I think there should be more Fossil Free construction sites. I’d also like there to be an analysis of embodied carbon. I think this needs to be more inherent in project design. …plus the inclusion of circular economy principles.
I think the next two decades are going to be about the rise of women in sustainability in construction, and in leadership roles. Just watch this space. We have got so many talented women out there!
Sumele Aruofor (RIBA Associate) uses her training and experience in architecture, interior architecture, and building performance design to create content that enables professionals in the AEC industry to leverage innovative technologies for better design and a more sustainable built environment. She applies this knowledge in her role as the Senior Strategic Marketing Manager at Trimble’s SketchUp and in designing residential projects in the UK.
Sumele believes that architects are uniquely positioned to positively impact the day-to-day experience of people, communities, economies, and the global climate. Through her work, she advocates for architects to see occupant comfort and building performance as a distinct criterion of great design, and for all AEC professionals to go beyond minimum regulatory requirements by analyzing energy and daylight early and often as part of the design process.

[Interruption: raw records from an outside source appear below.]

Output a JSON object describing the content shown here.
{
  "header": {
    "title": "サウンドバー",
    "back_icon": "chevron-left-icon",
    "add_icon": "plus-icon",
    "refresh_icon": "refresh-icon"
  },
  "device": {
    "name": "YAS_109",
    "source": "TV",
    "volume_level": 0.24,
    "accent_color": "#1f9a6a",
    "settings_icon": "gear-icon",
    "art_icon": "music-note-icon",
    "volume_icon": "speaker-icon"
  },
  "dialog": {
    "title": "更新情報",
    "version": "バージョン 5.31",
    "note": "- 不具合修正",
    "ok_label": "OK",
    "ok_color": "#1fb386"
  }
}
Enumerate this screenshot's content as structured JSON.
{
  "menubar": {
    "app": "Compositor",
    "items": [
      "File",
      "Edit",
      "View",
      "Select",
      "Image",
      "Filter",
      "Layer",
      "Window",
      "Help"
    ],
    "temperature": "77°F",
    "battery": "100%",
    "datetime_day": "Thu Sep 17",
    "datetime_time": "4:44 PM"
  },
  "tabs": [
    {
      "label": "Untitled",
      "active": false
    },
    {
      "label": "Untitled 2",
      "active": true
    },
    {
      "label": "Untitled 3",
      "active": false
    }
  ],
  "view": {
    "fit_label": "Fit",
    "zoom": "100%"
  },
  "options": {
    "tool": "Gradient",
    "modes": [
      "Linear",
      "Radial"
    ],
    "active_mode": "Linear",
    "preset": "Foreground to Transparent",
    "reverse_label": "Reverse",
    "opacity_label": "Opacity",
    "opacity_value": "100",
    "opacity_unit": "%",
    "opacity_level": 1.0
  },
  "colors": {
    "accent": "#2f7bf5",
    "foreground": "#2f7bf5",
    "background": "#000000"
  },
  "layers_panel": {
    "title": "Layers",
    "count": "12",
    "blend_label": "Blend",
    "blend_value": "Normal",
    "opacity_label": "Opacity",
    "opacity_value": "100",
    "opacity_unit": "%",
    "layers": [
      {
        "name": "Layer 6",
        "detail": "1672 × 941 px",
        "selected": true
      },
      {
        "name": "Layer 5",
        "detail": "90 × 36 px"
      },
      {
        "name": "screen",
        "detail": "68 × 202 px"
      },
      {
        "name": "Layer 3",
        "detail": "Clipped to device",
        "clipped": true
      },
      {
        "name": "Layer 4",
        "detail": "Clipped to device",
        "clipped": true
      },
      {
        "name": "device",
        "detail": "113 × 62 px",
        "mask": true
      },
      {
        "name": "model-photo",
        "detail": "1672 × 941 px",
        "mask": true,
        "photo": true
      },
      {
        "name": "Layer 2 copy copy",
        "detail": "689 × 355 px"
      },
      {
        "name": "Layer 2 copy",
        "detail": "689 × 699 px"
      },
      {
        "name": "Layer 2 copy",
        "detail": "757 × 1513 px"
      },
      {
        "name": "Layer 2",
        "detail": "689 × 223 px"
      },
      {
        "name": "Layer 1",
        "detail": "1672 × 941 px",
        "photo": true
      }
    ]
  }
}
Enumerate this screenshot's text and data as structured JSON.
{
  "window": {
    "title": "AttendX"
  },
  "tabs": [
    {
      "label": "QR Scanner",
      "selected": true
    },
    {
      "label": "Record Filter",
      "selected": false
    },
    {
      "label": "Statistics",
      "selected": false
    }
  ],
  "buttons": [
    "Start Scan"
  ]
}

I think an understanding of space and context, can make a massive impact on how we design as architects, and as people in the built environment, I think just that consciousness of context, and a care for the world, is kind of the starting point of any project that wants to be sustainable.
Can you design buildings that deliver the tectonic ideas of architecture, so materiality and constructability? But still think about how you cater to the comfort and the special needs of occupants. And balance that with how you use Earth’s resources? And I think, yes, we can, and we need to with even more intention than ever before, because the impact of our work is more crucial than ever.
I feel like architects have a really unique role in shaping the built environment. The spaces that they create are almost like the backdrop for the theatre of humanity. But then they use real things, right? They use real resources. And we can, you know, we have the ability to influence the ways that people live.
Pete the Builder chats to Steve Randall about how women are well-positioned to drive sustainable change, now when we so badly need it, in the construction industry.
As always, Pete makes many good points while injecting his unique sense of humour.
Episode Thirteen starts the conversation about How Women Can Create Sustainable Change, Especially in Light of the IPCC Report. We will delve even further into this vital issue in early November at the Global Women in Construction Virtual Event.
Written by: Jackie De Burca